Would you copy each line of the records that includes the word "JSON"?

Segment Open

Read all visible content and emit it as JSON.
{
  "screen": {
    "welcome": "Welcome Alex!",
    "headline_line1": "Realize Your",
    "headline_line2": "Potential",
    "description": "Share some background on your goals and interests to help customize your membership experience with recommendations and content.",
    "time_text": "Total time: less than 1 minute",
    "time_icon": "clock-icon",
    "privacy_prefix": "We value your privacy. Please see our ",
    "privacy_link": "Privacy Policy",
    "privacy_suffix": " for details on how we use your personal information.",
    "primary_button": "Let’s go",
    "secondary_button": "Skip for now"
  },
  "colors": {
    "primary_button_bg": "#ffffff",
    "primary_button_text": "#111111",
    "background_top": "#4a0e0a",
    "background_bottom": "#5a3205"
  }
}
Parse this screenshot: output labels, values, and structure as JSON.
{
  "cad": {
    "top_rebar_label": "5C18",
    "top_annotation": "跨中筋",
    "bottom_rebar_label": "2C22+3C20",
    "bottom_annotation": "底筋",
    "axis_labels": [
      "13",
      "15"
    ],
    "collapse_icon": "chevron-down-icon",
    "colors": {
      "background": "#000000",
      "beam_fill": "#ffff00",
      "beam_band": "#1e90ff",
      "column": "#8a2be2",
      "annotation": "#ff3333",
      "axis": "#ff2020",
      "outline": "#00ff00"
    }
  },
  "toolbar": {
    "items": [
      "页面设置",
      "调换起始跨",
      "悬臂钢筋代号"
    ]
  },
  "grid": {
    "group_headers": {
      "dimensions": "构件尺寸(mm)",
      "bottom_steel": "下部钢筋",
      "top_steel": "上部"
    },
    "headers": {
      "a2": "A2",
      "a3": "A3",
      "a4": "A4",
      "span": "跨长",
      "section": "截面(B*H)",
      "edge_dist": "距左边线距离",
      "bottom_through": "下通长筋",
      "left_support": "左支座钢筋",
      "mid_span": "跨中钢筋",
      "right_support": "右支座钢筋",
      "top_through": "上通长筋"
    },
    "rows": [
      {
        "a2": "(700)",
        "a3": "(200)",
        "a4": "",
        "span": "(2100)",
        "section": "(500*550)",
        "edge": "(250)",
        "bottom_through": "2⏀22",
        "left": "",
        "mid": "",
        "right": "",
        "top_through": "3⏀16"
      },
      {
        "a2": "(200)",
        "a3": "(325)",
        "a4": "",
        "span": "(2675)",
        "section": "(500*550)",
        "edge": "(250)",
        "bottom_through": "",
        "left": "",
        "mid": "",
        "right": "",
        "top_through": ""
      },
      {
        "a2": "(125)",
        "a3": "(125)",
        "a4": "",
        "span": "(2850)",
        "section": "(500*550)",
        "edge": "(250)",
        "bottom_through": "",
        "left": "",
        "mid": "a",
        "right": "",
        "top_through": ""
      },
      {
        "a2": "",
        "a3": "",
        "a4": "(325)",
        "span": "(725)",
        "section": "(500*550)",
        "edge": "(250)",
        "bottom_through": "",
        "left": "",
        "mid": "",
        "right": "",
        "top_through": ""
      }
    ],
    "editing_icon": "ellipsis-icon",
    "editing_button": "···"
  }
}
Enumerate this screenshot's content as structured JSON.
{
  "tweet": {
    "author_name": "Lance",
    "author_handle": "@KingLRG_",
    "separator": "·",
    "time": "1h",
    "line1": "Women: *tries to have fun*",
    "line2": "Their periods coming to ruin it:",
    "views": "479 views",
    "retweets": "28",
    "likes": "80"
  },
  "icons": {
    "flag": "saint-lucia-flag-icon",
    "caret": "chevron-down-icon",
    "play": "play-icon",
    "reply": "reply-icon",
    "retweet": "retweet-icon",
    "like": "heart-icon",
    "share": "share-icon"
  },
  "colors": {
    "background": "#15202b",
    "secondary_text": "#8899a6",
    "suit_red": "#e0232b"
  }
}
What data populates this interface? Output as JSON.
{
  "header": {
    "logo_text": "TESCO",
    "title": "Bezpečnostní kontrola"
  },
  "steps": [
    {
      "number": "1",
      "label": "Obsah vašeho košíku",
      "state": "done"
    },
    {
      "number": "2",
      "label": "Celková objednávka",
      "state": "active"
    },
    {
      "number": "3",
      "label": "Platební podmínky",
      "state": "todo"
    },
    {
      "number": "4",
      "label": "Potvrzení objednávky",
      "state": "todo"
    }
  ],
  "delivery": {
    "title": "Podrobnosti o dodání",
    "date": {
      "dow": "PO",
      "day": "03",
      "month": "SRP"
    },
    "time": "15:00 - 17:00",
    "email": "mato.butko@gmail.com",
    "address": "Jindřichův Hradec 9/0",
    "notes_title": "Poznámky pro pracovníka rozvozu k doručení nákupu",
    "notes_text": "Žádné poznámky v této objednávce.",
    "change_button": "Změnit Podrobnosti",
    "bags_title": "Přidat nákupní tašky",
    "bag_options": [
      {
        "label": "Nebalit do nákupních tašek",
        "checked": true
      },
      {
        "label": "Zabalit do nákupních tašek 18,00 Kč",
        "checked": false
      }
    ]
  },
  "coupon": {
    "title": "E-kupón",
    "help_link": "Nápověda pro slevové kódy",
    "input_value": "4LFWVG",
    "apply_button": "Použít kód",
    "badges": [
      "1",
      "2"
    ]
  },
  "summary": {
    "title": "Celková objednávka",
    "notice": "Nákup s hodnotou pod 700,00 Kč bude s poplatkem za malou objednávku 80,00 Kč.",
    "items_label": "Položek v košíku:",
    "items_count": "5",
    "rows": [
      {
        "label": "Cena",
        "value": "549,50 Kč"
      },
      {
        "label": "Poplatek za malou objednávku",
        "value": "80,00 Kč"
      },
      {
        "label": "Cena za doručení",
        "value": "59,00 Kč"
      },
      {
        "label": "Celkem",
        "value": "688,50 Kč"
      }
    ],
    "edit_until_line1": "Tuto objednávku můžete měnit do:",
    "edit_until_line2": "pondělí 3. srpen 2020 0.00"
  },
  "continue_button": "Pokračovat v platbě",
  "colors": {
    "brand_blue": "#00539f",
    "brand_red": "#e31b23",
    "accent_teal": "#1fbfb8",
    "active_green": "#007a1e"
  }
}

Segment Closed

#### [SOLVED PROBLEM]
Read all visible content and emit it as JSON.
Parse this screenshot: output labels, values, and structure as JSON.
Enumerate this screenshot's content as structured JSON.
What data populates this interface? Output as JSON.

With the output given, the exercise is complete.